DATA TO USE »
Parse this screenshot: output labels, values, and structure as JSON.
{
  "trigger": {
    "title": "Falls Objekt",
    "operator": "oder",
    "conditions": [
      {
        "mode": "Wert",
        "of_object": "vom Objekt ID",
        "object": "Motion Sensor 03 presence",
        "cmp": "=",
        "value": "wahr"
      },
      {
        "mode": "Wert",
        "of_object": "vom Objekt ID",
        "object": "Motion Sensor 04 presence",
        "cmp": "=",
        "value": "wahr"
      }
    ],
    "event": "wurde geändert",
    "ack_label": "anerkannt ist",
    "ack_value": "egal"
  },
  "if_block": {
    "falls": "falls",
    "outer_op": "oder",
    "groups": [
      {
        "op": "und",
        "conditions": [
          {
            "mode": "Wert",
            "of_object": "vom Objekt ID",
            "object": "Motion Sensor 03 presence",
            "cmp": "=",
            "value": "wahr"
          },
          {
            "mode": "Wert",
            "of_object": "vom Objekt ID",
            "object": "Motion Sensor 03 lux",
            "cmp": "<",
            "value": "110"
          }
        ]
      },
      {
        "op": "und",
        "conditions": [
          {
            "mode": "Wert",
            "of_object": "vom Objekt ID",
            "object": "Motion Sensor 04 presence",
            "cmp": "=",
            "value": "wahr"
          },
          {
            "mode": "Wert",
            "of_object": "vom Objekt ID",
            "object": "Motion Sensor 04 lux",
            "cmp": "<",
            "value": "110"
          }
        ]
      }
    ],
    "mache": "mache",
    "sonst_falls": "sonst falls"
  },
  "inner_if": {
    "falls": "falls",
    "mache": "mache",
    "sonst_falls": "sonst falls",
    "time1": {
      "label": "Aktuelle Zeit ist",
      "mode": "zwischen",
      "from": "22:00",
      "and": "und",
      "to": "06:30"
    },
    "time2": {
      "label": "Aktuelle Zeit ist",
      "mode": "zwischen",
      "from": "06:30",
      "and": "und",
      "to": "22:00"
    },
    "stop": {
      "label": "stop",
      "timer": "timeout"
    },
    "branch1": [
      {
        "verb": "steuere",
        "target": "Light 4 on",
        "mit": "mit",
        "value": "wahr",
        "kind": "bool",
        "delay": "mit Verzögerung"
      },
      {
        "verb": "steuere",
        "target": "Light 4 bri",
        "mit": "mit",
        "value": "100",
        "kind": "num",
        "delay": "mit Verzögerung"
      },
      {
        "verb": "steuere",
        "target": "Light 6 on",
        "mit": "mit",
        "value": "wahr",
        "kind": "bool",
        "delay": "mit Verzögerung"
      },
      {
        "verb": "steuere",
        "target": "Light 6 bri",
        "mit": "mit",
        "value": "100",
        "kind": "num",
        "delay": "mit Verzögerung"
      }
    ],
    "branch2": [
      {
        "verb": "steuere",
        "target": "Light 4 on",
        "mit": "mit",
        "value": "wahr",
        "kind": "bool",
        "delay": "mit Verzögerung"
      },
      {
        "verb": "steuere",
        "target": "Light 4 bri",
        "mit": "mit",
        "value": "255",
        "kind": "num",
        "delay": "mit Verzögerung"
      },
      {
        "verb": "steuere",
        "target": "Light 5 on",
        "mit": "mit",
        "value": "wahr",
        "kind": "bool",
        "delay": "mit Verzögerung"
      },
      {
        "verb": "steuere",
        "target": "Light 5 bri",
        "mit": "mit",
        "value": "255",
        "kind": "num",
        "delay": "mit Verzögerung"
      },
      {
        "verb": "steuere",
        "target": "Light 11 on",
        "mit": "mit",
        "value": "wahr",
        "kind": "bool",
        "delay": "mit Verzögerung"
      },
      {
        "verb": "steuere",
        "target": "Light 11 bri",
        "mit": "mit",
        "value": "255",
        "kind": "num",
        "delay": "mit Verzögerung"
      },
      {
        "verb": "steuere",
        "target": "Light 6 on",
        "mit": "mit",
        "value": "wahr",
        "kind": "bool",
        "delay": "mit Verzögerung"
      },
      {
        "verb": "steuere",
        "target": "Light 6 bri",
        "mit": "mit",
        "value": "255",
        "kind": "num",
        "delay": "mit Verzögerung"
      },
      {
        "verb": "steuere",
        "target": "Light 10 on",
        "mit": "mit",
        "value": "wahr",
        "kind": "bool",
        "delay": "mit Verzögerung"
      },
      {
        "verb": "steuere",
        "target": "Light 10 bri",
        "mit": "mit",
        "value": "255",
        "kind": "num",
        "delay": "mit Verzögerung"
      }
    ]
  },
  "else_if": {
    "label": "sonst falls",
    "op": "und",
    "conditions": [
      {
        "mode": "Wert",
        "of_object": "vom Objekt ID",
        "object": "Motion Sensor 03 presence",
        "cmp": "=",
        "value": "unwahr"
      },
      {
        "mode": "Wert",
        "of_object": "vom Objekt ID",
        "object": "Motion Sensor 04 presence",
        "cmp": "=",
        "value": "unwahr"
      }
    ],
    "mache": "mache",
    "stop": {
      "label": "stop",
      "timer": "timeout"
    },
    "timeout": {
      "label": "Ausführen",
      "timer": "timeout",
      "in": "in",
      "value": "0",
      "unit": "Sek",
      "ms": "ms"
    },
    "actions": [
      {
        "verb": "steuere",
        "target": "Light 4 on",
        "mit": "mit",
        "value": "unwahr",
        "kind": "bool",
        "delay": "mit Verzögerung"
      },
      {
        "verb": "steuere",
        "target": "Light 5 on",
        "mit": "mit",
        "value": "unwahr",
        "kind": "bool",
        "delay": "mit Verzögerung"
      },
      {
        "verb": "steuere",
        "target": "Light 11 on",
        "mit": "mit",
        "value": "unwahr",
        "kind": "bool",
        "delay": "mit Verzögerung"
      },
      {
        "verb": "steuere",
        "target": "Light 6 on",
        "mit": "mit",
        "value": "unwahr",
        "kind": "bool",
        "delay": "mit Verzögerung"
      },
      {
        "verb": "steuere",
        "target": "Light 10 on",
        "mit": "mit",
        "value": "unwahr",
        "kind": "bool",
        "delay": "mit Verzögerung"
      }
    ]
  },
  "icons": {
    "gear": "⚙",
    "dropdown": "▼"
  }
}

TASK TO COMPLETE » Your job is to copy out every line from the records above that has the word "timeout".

ANSWER TO THE EXERCISE »
      "timer": "timeout"
      "timer": "timeout"
    "timeout": {
      "timer": "timeout",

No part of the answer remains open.